- (3) He not only gives us His joy but joy that is complete (John 15:11). Compare 1 Peter 1:8.
- (4) He not only gives us peace but the promise of perfect peace (Isaiah 26:3). Compare Philippians 4:7.
- (5) He not only promises His forgiveness but He will remember our sins no more (Jeremiah 31:34).
- (6) He not only guarantees heaven but He promises heaven with Him (John 14:2-3 and 1 Thessalonians 4:17).
- (7) He not only offers us His grace but He promises that it will be sufficient for every need (2 Corinthians 12:9).
3. THEIR SUFFICIENCY
Whatever your need may be God has a promise that exactly covers that need (Philippians 4:19), and notice that He promises to supply your need “according to his glorious riches in Christ Jesus”. What is your need? Is it food? (see Psalm 34:10). Is it clothing? (see Matthew 6:25, 30-32). Is it guidance you need? (see Psalm 73:24; Isaiah 30:21). Do you lack wisdom? (see Proverbs 16:3; James 1:5). Do you need rest? (see Matthew 11:28; John 6:37). Is it forgiveness you need? (see Isaiah 55:7; Acts 13:38). Do you need salvation? (see Romans 10:8-9, 13). Do you long for a sense of security? (see John 10:27-29). Are you troubled about old age? (see Isaiah 46:4). Are you fearful and unable to sleep? (see Proverbs 3:24; Isaiah 43:1-3). Do you need deliverance from trouble? (see Psalms 50:15 and 55:22).
4. THEIR SIMPLICITY
The promises of God are precious because they are clear.
- (1) They are easy to find because they are everywhere.
- (2) They are easy to understand. A child can understand them (Isaiah 35:8).
- (3) They are easy to claim. Many of God’s promises are conditional: He promises to do something if we will do something – for example, look at John 6:37 and Romans 8:28.
- (4) They are easy to prove. A dear old saint used to put ‘T’ and ‘P’ in the margin of her Bible against the promises of God, which meant she had tried them and proved them! – look up Malachi 3:10.
- (5) They are easy to learn and remember. Start learning them now, one a week or one a day, and do what David did in Psalm 119:11.
In concluding this study please turn to 2 Corinthians 1:20: “For no matter how many promises God has made, they are “Yes” in Christ.

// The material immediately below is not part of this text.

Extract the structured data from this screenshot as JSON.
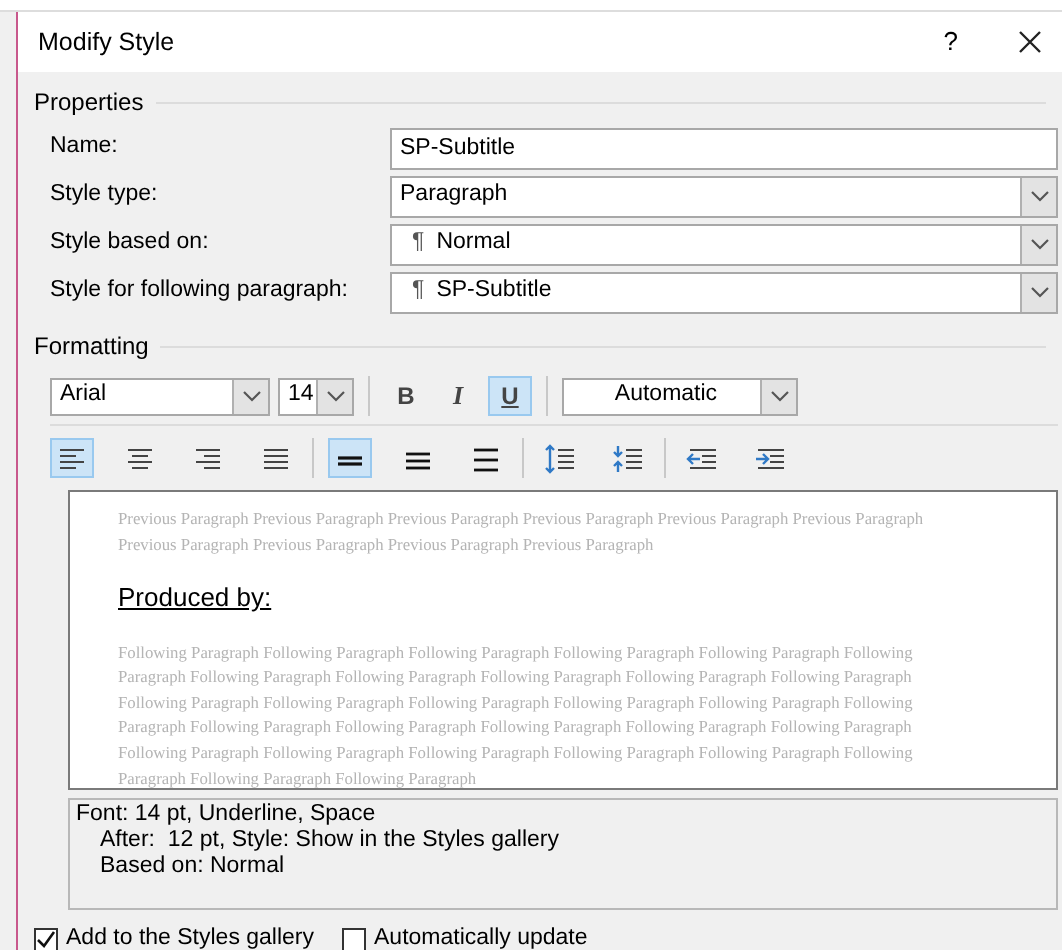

And so through him the “Amen” is spoken by us to the glory of God.” In other words, the promises are given to us, are ours to claim and are fulfilled in our experience only as we know Christ as our Saviour and Lord. Do you know Him as your Saviour and Lord?